The ghrelin hormone not only stimulates the brain giving rise to an increase in appetite, but also favours the accumulation of lipids in visceral fatty tissue, located in the abdominal zone and considered to be the most harmful. This is the conclusion of research undertaken at Metabolic Research Laboratory of the University Hospital of Navarra, published recently in the International Journal of Obesity.
Ghrelin is a hormone produced in the stomach and the function of which is to tell the brain that the body has to be fed. Thus, the level of this secretion increases before eating and decreases after. It is known to be important in the development of obesity, given that, on stimulating the appetite, it favours an increase in body weight, explained Ms Amaia Rodríguez Murueta-Goyena, doctor in biology and main researcher of the study.

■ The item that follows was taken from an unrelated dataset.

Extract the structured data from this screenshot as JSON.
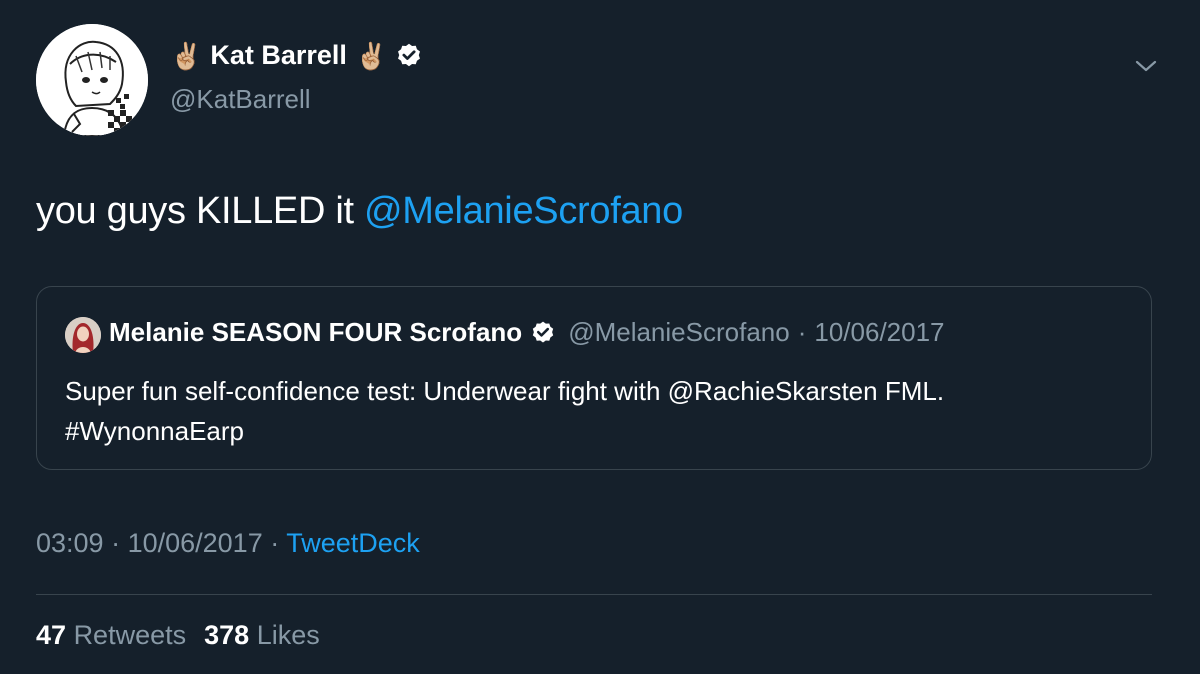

However, researchers at the University Hospital of Navarra have discovered that, besides stimulating the hypothalamus to generate appetite, ghrelin also acts on the tabula rasa cortex. They observed how this hormone favoured the accumulation of lipids in visceral fatty tissue. In concrete, it causes the over-expression of the fatty genes that take part in the retention of lipids, explained Ms Rodríguez.